CROSSOVER DREAMS (1991)
About this artwork
‘Crossover Dreams’ is a subtle work which highlights Ruscha’s interest in the film industry. The crisp white lettering is brought to the fore by the spray-painted circular patches distributed across the surface. Together they create a haze of grey, punctuated only by the black centres of the spots, reminiscent of black and white movies. The text can also be seen as a reference to the film industry and the desire by actors and actresses to make the crossover from T.V. to the big screen, where the fame and money are much more significant. The typeface that Ruscha has used here is of his own design. Created in 1981, ‘Boy Scout Utility Modern’, is a simple font which is radically different from the style he used in works such as ‘Honk’.
- title: CROSSOVER DREAMS
- accession number: AR00060
- artist: Ed RuschaAmerican (born 1937)
- gallery: In Storage
- object type: Work on paper
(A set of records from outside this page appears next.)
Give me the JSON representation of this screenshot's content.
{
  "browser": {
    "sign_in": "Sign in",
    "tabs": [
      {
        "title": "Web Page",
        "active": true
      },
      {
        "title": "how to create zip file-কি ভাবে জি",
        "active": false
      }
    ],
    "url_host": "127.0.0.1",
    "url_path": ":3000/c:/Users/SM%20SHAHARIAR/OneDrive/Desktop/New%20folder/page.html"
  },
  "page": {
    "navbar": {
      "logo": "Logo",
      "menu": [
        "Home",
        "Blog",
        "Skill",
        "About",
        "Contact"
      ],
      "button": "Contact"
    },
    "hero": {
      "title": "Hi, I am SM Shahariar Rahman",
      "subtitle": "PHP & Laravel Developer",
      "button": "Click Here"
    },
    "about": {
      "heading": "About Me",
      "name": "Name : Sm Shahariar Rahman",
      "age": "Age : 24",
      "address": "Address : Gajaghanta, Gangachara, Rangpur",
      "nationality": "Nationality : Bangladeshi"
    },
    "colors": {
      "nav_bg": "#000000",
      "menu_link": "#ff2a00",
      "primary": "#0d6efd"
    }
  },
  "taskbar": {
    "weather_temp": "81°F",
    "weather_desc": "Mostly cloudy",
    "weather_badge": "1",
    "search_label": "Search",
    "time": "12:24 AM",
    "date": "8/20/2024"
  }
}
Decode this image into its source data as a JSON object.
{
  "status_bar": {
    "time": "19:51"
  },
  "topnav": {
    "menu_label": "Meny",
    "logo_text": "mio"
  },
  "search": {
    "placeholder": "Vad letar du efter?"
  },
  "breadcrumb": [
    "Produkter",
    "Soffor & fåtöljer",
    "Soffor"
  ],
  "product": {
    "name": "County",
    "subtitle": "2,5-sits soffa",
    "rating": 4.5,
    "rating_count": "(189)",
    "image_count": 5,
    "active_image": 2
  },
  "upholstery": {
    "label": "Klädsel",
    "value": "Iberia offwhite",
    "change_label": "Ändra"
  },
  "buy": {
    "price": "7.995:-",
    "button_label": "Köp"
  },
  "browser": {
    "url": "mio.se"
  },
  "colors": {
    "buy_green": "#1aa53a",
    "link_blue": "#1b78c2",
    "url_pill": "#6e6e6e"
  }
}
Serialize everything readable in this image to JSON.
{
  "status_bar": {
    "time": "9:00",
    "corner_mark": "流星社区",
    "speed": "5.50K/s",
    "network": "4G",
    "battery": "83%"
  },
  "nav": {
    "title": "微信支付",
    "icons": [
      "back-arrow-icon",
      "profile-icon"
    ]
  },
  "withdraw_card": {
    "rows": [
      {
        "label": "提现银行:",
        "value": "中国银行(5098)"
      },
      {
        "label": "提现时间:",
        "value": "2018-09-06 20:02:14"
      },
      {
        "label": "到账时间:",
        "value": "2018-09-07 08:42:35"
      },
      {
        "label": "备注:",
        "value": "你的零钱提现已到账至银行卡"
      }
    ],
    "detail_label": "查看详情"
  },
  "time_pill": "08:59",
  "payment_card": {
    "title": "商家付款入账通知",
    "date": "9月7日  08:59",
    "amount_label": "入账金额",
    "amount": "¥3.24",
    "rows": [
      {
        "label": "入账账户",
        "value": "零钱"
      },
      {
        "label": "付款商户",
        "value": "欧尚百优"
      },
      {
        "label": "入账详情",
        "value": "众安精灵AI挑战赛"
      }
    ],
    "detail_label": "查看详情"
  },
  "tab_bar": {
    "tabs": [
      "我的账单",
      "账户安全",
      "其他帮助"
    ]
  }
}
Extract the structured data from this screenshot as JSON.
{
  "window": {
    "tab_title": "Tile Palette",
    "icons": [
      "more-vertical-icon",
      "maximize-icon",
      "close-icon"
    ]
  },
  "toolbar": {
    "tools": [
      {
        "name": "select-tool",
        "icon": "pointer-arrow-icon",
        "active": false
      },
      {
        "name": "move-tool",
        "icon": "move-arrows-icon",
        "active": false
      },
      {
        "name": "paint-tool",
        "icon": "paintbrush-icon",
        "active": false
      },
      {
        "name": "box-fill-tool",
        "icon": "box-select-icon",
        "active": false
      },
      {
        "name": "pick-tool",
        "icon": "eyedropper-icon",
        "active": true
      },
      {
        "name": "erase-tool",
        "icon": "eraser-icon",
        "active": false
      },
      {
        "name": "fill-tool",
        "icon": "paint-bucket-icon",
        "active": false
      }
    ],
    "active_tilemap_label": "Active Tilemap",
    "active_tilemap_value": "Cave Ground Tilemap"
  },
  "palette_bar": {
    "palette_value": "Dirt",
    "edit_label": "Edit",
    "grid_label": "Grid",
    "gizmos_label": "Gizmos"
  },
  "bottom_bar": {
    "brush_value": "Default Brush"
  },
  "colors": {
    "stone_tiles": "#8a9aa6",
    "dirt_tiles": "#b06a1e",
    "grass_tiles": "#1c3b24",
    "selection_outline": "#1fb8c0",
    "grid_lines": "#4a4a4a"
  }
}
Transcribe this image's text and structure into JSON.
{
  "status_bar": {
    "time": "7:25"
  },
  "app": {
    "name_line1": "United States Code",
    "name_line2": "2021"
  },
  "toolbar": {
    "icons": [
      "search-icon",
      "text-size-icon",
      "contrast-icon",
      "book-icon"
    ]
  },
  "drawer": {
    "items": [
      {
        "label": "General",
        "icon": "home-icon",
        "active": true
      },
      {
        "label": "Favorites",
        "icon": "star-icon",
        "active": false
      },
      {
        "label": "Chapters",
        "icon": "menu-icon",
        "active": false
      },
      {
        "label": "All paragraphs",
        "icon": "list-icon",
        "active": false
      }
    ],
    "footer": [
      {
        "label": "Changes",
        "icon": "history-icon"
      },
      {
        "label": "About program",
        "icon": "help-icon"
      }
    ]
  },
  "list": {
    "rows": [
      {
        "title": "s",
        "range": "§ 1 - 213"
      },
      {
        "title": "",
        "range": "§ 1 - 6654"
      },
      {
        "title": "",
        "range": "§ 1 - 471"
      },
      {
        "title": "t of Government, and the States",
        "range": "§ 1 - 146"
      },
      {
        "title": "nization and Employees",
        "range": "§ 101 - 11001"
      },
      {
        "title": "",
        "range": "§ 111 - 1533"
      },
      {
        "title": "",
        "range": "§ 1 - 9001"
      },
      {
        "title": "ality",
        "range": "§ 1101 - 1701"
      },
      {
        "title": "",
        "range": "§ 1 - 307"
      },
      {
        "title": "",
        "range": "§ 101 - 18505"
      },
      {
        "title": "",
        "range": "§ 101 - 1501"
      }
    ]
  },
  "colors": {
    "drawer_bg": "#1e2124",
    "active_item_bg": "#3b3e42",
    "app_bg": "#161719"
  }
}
- materials: Acrylic paint on paper
- date created: 1991
- measurements: 51.10 x 76.50 cm (framed: 56.40 x 81.40 cm)
- credit line: ARTIST ROOMS National Galleries of Scotland and Tate. Acquired jointly through The d'Offay Donation with assistance from the National Heritage Memorial Fund and the Art Fund 2008
- copyright: © ED RUSCHA
Ruscha was born in Omaha, Nebraska. He grew up in Oklahoma and studied in Los Angeles. Ruscha's work is diverse and experimental. Since childhood he has been interested in commercial art, in the form of advertising, comic books and magazines. This led to his first paintings featuring words, produced in the late 1950s. Ruscha is equally known for his books of deadpan photographs, such as 'Twenty-six Gasoline Stations' of 1963 and volumes of banal photographs of buildings. In his work Ruscha aims to challenge accepted concepts of language and meaning, often by combining unrelated words and images.